Neither of us have ever waited to be asked twice to throw ourselves out there publicly, so we hastily pulled together a concept, some material, recording equipment, and set to work making a thing.
Yesterday, we posted the first episode of that thing!
This is a placeholder for an article about me that was posted on a different site. If you want to read the article, you’ll have to click through! Please try to ignore the ginormous picture of me at the top. Please try to ignore the use of the word “Pro” in the title. Creative liberties were taken!
Unlike being a lawyer or a doctor, IT has a number of entry points. Some go to school. Some convert their passion from childhood into a career. And some, like software professional Jer Lance, initially get their training and expertise through military service. We spoke with Lance about his roles spanning education, management and software development and what he’s learned over that time.
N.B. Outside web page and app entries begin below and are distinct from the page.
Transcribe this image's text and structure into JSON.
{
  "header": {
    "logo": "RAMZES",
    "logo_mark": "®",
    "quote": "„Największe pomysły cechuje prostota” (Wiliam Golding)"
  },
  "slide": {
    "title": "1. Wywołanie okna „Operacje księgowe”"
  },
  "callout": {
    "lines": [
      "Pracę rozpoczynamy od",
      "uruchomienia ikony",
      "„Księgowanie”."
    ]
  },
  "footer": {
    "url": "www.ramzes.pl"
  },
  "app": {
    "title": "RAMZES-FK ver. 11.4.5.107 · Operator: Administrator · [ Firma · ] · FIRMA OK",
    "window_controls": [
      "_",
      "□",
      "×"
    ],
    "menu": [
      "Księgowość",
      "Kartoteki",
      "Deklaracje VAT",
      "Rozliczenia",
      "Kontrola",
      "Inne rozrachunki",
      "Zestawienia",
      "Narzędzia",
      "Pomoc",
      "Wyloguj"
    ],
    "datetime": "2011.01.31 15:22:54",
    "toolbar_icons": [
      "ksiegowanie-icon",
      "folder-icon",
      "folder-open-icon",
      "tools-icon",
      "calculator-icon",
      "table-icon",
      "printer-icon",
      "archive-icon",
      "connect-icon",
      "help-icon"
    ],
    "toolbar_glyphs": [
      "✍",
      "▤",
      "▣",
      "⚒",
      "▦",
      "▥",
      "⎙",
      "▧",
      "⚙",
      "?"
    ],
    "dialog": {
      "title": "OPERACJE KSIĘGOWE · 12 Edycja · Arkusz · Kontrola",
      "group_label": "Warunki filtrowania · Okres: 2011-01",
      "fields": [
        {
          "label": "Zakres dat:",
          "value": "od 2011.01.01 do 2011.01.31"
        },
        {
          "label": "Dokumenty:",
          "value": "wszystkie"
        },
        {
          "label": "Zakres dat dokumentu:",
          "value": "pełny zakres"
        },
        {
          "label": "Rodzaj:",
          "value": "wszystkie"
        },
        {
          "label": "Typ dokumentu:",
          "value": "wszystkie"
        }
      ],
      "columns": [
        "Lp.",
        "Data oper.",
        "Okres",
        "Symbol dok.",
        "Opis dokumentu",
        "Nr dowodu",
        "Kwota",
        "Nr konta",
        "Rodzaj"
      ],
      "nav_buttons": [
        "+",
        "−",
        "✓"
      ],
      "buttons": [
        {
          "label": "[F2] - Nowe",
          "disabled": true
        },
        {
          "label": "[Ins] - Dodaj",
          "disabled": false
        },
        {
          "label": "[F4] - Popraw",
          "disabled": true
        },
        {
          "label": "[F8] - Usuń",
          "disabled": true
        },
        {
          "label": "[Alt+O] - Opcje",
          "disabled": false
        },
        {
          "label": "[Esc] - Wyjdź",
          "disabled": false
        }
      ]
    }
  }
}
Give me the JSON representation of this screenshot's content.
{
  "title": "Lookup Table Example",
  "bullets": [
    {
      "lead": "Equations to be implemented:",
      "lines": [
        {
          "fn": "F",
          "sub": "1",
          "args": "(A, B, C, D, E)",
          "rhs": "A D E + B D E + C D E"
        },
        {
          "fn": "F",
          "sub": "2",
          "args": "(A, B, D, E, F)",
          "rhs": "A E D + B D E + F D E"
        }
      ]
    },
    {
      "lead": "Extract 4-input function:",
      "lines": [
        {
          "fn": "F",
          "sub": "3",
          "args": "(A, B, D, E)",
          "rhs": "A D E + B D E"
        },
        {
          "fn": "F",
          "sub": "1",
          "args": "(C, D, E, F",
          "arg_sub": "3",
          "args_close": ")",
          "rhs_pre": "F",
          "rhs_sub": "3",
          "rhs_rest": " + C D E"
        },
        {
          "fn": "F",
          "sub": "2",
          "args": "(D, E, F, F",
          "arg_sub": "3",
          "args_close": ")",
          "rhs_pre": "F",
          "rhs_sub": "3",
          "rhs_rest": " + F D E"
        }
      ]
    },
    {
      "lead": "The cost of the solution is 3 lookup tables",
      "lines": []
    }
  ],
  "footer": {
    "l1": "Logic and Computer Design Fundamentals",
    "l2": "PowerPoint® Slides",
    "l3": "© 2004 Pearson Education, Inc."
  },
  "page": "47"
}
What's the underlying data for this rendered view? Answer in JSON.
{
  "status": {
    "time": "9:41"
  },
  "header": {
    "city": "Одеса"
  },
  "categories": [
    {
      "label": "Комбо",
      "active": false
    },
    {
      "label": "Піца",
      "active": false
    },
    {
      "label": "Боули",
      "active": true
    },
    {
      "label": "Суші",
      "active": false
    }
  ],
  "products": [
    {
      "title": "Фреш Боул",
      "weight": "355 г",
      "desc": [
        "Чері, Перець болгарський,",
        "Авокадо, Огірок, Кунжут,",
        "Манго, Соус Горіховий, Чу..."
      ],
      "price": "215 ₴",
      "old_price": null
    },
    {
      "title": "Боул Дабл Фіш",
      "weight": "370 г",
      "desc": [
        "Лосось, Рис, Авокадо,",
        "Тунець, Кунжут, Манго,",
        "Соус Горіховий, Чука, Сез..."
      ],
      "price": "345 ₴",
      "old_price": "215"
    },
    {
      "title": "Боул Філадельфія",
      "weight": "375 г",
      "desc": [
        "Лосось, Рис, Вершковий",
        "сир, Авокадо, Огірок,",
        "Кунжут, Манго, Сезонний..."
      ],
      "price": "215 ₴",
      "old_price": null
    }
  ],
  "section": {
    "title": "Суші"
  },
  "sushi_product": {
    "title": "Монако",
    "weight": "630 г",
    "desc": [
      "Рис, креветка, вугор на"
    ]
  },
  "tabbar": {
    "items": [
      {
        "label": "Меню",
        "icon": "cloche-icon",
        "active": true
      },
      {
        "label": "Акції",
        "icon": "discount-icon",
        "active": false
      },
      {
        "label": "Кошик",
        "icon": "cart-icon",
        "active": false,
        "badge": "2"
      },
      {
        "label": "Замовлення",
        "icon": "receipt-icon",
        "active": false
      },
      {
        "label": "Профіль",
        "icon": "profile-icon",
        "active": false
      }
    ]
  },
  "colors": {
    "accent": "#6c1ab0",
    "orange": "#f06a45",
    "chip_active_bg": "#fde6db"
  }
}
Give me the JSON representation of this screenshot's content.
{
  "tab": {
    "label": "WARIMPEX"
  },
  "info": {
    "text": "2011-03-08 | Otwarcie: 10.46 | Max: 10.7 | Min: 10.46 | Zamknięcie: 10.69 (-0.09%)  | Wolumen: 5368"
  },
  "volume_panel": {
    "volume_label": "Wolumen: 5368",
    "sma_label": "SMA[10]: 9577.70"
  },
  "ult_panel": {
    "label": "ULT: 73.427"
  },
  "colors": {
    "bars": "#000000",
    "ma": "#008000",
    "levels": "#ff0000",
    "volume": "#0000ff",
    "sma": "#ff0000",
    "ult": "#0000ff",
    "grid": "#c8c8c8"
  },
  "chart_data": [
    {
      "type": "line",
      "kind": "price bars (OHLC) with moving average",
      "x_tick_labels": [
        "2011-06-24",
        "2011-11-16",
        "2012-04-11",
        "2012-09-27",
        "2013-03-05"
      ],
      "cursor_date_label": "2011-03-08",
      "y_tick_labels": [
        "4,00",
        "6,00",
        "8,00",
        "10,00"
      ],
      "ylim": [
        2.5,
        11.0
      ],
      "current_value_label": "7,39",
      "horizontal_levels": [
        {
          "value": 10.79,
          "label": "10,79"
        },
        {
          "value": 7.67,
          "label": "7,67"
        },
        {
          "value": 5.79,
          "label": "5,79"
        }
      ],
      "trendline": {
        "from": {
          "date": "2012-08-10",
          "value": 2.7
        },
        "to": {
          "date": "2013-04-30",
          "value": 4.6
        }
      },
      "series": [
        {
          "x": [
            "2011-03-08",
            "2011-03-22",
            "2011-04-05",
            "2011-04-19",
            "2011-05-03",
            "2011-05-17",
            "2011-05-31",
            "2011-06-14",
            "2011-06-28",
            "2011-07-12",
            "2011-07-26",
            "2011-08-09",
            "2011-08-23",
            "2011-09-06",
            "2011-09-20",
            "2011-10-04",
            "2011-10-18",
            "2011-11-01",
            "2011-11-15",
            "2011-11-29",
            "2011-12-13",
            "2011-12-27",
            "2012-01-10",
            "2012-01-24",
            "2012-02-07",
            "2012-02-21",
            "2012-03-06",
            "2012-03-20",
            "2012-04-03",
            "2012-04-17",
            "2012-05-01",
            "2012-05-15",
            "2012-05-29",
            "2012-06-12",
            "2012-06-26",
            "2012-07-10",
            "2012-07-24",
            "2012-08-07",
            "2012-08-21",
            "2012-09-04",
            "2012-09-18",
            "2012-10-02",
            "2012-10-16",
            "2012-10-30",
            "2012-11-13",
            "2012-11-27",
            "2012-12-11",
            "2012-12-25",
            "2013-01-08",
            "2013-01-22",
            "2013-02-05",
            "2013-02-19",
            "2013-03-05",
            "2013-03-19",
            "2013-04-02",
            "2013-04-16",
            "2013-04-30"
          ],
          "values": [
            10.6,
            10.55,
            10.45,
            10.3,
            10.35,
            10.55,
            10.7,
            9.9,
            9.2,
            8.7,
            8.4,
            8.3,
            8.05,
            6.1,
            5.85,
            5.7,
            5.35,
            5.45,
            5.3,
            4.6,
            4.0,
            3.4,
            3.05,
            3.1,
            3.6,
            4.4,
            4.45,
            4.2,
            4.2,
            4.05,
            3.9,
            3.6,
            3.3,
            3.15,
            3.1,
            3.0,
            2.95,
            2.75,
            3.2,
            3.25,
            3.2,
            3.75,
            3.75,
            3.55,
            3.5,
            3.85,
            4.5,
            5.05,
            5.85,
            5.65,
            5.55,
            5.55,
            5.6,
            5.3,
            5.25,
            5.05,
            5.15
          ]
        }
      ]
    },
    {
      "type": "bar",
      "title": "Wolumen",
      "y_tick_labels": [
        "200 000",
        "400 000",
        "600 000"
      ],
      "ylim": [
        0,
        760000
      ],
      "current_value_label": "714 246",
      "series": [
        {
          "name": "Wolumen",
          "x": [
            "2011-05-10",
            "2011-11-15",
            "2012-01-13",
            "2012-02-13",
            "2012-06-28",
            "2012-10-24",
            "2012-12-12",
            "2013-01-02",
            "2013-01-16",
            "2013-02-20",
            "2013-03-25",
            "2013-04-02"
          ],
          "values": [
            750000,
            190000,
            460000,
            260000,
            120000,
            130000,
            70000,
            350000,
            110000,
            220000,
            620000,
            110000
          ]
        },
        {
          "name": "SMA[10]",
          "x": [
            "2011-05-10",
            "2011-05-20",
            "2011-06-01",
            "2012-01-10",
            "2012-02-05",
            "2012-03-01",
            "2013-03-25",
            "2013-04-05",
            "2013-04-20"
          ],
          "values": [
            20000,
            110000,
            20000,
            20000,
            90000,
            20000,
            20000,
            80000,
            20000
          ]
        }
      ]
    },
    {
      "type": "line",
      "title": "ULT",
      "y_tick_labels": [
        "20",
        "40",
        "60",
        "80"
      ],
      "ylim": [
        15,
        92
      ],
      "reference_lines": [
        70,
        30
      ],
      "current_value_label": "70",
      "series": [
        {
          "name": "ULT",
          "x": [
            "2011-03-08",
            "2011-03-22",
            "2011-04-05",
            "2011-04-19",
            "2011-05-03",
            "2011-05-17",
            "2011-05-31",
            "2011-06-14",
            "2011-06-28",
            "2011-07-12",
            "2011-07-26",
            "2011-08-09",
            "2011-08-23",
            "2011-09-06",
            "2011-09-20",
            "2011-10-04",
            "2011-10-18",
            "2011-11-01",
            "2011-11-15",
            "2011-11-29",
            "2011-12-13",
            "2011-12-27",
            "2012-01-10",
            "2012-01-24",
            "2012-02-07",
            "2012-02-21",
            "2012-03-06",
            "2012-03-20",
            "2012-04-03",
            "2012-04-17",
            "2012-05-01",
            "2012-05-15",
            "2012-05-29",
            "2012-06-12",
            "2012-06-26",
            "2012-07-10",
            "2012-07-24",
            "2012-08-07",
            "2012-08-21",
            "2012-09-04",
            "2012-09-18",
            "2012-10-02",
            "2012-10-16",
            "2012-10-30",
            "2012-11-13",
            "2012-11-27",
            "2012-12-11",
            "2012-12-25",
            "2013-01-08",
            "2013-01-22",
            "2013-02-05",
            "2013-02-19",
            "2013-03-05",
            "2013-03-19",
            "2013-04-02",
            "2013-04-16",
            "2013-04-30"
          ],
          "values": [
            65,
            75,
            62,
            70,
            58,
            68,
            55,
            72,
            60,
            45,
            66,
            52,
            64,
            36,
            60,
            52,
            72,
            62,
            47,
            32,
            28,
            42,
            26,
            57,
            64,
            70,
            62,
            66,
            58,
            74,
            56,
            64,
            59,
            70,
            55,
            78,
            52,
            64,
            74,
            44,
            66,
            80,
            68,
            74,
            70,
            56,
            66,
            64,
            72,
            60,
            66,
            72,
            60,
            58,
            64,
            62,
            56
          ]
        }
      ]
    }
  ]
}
Q: How did you start your career? And how important do you think education and certifications were for you?
When this post goes live, provided nothing completely irrational has happened in the last week or so, I will have been clean and sober for 14 years.1 I have now been absent of drugs and alcohol for as long as I used them.2
This is traditionally where I pat myself on the back and reminisce about how difficult it was3, but instead I just want to say this: today my life is immeasurably better than it was when it was ruled entirely by my addiction. That isn’t to say that it immediately got better—initially my life became a complete shit-show as I took away my crutch—but as I became capable of making smarter decisions, acting more like a person of whom I could be proud, and learning to be an empathetic human being, things improved at a rate that was astonishing. It has been years since I’ve actively desired to use, and that freedom is a weight lifted from my shoulders that I didn’t even know was there.
Today, I find myself happier than I’ve ever been, enjoying a life that is not dictated by booze or drugs, and I rarely miss it even slightly. I assure you, when you get clean, it gets better.
1 Give or take two swallows of an iced tea that turned out to be sangria at an Olive Garden, serving to prove two incontrovertible things: no dinner at an Olive Garden shall go unpunished and the only fruit that should be found in an iced tea is a lemon.
2 Not to say that I used drugs and alcohol continuously at the same rate for 14 years; I doubt highly I would have survived it. At 12, however, the ebb and flow of use that characterized my addiction started its…flow…?